Analysis by PMOI/MEK
April 9, 2019 - Iranian regime’s officials and media were extremely disturbed after the US government designated the Islamic Revolutionary Guards Corps, IRGC, as a Foreign Terrorist Organization, FTO.
“When a group or an organization is designated as foreign terrorist organization, the entire security, intelligence and military apparatus of the United States get involved in confronting this terrorist entity, and would kill or capture any of its elements when they are caught,” said Amir-Ali Abolfath, a regime analyst after the IRGC was designated as terrorist Organization.
“If this designation becomes final, all of the IRGC forces, basis, and infrastructure would be considered the legitimate terrorist targets and a US military attack on forces and infrastructure would become warranted,” added Abolfathi referring to the terrorist Quds force footprint in Syria, Iraq, Yemen and elsewhere.
Abolfathi’s comments published by Donyaye Eghtesad (The economic world), a government-run newspaper on April 6 referred to the US claims that the IRGC has complete domination and control over Iran’s economy and if this designation is approved, the US government would seek the withdrawal of Iran’s business counterparts outside the country from doing business with Iran or face penalties.
Paving the way for social protests
Warning of the consequences, the terrorist designation of the IRGC would have, Ali Khorram, former Iranian regime envoy to China saying, “Such a move would pave new ways for social unrest in Iran. Since the recent protests in Iran were centered on economic shortcomings such as skyrocketing inflation and unemployment, shortage of goods and services, environmental crisis and even people’s anger toward the government, the designation would turn these economic grievances into political demands. Even if the social problems we are facing result in only economic complaints, it would be foreseeable to consider that the protesters accuse the government the main responsible party for their problems,” wrote the state-run Hamdeli newspaper on April 7.
Economic failure and the fear of people’s rage
The consequences of the IRGC’s FTO designation has shaken the regime down to its bones. Not just the fear of economic bankruptcy, but also the fear of military repercussion has turned in to the regime’s nightmare.
“Without any doubt, these sanctions following the economic disasters and Iran’s regional and global policies, to American senators, would be a way to break the back of the country’s economy,” the same Hamdeli newspaper wrote corroborating on the FTO designation repercussion.
Iran regime’s groaning for the IRGC being the target, and the fear of complete economic breakdown due to this designation, comes at a time where this anti-human and repressive force inside Iran is the target of the people’s rage.

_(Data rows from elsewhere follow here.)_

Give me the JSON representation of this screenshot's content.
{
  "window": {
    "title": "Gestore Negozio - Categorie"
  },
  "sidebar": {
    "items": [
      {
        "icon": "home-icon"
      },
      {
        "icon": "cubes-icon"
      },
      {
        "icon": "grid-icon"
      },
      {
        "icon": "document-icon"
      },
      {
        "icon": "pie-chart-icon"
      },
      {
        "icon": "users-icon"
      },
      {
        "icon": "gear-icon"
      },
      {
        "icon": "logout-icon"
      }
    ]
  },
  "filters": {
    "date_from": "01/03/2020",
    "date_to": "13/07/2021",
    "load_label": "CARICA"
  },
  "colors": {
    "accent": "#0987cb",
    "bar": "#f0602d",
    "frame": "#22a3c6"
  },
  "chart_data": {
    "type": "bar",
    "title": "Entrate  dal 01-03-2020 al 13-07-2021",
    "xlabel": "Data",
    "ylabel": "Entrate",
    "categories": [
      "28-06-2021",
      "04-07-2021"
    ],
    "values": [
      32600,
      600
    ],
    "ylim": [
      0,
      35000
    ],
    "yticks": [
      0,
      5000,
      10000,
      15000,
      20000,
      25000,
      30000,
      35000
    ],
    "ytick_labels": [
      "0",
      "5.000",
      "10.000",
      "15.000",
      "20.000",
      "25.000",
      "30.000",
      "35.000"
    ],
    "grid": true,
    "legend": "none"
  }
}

The recent flash floods in most parts of Iran, coupled with the government reluctance to send relief to the devastated areas has boiled the social anger and hatred over at the regime’s officials.
It, therefore, is obvious that the regime’s major concern of ‘new outbreak of social protests’ together with ‘the turning off of the economy’ demonstrates the regime’s fear of the upsurge of nationwide protests and a drive towards the toppling of the regime.

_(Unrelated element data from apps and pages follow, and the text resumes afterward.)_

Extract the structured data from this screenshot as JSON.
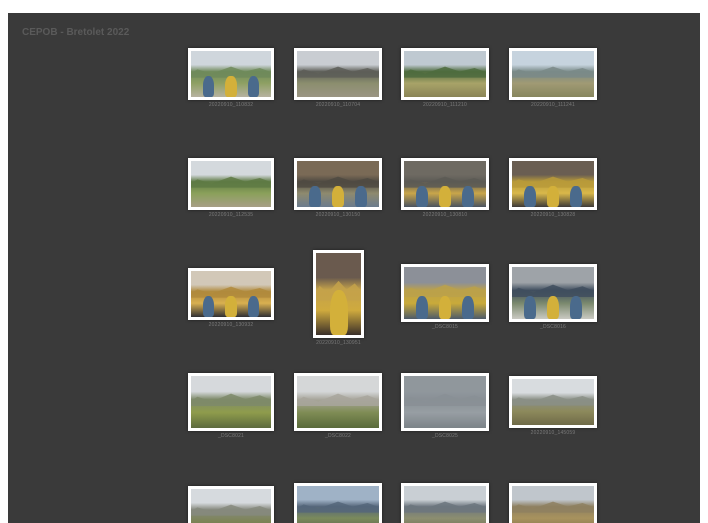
{
  "gallery": {
    "title": "CEPOB - Bretolet 2022",
    "colors": {
      "background": "#3a3a3a",
      "frame": "#ffffff",
      "caption": "#7a7a7a",
      "title": "#5a5a5a"
    },
    "thumbnails": [
      {
        "caption": "20220910_110832",
        "scene": "trail-hikers"
      },
      {
        "caption": "20220910_110704",
        "scene": "rocky-ridge"
      },
      {
        "caption": "20220910_111210",
        "scene": "grassy-valley"
      },
      {
        "caption": "20220910_111241",
        "scene": "mountain-meadow"
      },
      {
        "caption": "20220910_112535",
        "scene": "hill-path"
      },
      {
        "caption": "20220910_130150",
        "scene": "group-chalet"
      },
      {
        "caption": "20220910_130810",
        "scene": "group-closeup"
      },
      {
        "caption": "20220910_130828",
        "scene": "yellow-jacket"
      },
      {
        "caption": "20220910_130932",
        "scene": "hands-bird"
      },
      {
        "caption": "20220910_130951",
        "scene": "portrait-yellow"
      },
      {
        "caption": "_DSC8015",
        "scene": "man-yellow-outdoor"
      },
      {
        "caption": "_DSC8016",
        "scene": "group-table"
      },
      {
        "caption": "_DSC8021",
        "scene": "green-slope"
      },
      {
        "caption": "_DSC8022",
        "scene": "cliff-slope"
      },
      {
        "caption": "_DSC8025",
        "scene": "foggy-birds"
      },
      {
        "caption": "20220910_145059",
        "scene": "ridge-clouds"
      },
      {
        "caption": "",
        "scene": "mountain-range"
      },
      {
        "caption": "",
        "scene": "blue-mountains"
      },
      {
        "caption": "",
        "scene": "cloud-peak"
      },
      {
        "caption": "",
        "scene": "dry-hill"
      }
    ]
  }
}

IRGC’s role in prolonging the regime’s life
The truth of the matter is that the anti-human IRGC is an essential tool for internal repression and for export of terrorism to outside. This illegitimate force controls a major portion of the country’s economy and its first and foremost duty is to salvage the Velayat-e Fagih (the guardianship of clergies). This tool has been essential in prolonging the miserable life of the regime. IRGC fearing the outburst of people’s rage on the very early days of the flash floods played the role of the regime’s guardianship. The Fajr Corps in Fars Province, southeastern Iran, issued a statement bullying the people and the Iranian opposition, the PMOI/MEK.
The IRGC commanders went to some of the flood-hit areas on the early days of the disaster playing their repressive and brutal role. Instead of concentrating on the relief efforts for the flood-hit areas, herds of repressive forces were dispatched to confront any outburst of anger, but, they, none the less, were met with a tough response from the residents and especially the youth.

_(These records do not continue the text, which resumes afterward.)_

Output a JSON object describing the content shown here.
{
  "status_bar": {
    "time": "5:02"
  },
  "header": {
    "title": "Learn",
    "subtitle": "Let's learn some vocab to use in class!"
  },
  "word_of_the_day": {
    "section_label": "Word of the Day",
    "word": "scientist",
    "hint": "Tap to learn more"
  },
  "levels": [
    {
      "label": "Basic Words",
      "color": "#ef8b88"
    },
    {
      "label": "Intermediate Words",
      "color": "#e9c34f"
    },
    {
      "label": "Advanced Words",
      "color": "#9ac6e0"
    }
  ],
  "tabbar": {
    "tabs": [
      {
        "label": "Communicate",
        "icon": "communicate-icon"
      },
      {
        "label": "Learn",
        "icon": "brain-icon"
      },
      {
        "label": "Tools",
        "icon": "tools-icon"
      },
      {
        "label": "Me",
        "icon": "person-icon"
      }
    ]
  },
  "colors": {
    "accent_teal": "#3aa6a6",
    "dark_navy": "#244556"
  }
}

Considering the importance of the role of the IRGC in securing and prolonging the shameful life of the Velayat-e Fagih, the FTO designation would be like “purring water into the ant’s nest” causing fear and concern amongst government officials.